● THE PROBLEM
Every line of the data is to be output verbatim.

● RECORDS FOR PROCESSING
• • • • •
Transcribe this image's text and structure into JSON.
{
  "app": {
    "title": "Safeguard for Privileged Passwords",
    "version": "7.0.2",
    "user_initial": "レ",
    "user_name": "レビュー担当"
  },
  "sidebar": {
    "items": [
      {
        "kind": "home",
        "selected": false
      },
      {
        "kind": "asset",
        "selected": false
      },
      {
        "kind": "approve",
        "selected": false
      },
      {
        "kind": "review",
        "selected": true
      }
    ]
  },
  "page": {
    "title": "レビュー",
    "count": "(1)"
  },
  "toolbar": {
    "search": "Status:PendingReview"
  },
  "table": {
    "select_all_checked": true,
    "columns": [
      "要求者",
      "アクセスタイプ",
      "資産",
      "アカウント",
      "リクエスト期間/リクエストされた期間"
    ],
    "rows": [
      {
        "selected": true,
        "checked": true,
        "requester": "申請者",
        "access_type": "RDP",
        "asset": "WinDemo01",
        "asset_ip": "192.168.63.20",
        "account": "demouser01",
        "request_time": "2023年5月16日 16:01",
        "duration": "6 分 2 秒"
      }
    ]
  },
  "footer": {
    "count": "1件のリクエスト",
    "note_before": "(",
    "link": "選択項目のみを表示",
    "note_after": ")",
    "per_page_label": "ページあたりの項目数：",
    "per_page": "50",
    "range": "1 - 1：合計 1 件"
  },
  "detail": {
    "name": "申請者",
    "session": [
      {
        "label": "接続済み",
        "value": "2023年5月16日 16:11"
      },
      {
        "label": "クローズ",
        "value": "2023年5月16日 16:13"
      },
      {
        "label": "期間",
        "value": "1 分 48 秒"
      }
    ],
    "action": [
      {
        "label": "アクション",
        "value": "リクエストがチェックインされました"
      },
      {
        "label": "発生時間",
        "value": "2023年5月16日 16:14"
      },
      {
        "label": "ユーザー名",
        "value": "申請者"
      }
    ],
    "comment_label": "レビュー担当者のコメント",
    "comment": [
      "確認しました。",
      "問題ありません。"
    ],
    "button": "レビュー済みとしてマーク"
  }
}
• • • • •
● THE ANSWER
Transcribe this image's text and structure into JSON.
{
  "app": {
    "title": "Safeguard for Privileged Passwords",
    "version": "7.0.2",
    "user_initial": "レ",
    "user_name": "レビュー担当"
  },
  "sidebar": {
    "items": [
      {
        "kind": "home",
        "selected": false
      },
      {
        "kind": "asset",
        "selected": false
      },
      {
        "kind": "approve",
        "selected": false
      },
      {
        "kind": "review",
        "selected": true
      }
    ]
  },
  "page": {
    "title": "レビュー",
    "count": "(1)"
  },
  "toolbar": {
    "search": "Status:PendingReview"
  },
  "table": {
    "select_all_checked": true,
    "columns": [
      "要求者",
      "アクセスタイプ",
      "資産",
      "アカウント",
      "リクエスト期間/リクエストされた期間"
    ],
    "rows": [
      {
        "selected": true,
        "checked": true,
        "requester": "申請者",
        "access_type": "RDP",
        "asset": "WinDemo01",
        "asset_ip": "192.168.63.20",
        "account": "demouser01",
        "request_time": "2023年5月16日 16:01",
        "duration": "6 分 2 秒"
      }
    ]
  },
  "footer": {
    "count": "1件のリクエスト",
    "note_before": "(",
    "link": "選択項目のみを表示",
    "note_after": ")",
    "per_page_label": "ページあたりの項目数：",
    "per_page": "50",
    "range": "1 - 1：合計 1 件"
  },
  "detail": {
    "name": "申請者",
    "session": [
      {
        "label": "接続済み",
        "value": "2023年5月16日 16:11"
      },
      {
        "label": "クローズ",
        "value": "2023年5月16日 16:13"
      },
      {
        "label": "期間",
        "value": "1 分 48 秒"
      }
    ],
    "action": [
      {
        "label": "アクション",
        "value": "リクエストがチェックインされました"
      },
      {
        "label": "発生時間",
        "value": "2023年5月16日 16:14"
      },
      {
        "label": "ユーザー名",
        "value": "申請者"
      }
    ],
    "comment_label": "レビュー担当者のコメント",
    "comment": [
      "確認しました。",
      "問題ありません。"
    ],
    "button": "レビュー済みとしてマーク"
  }
}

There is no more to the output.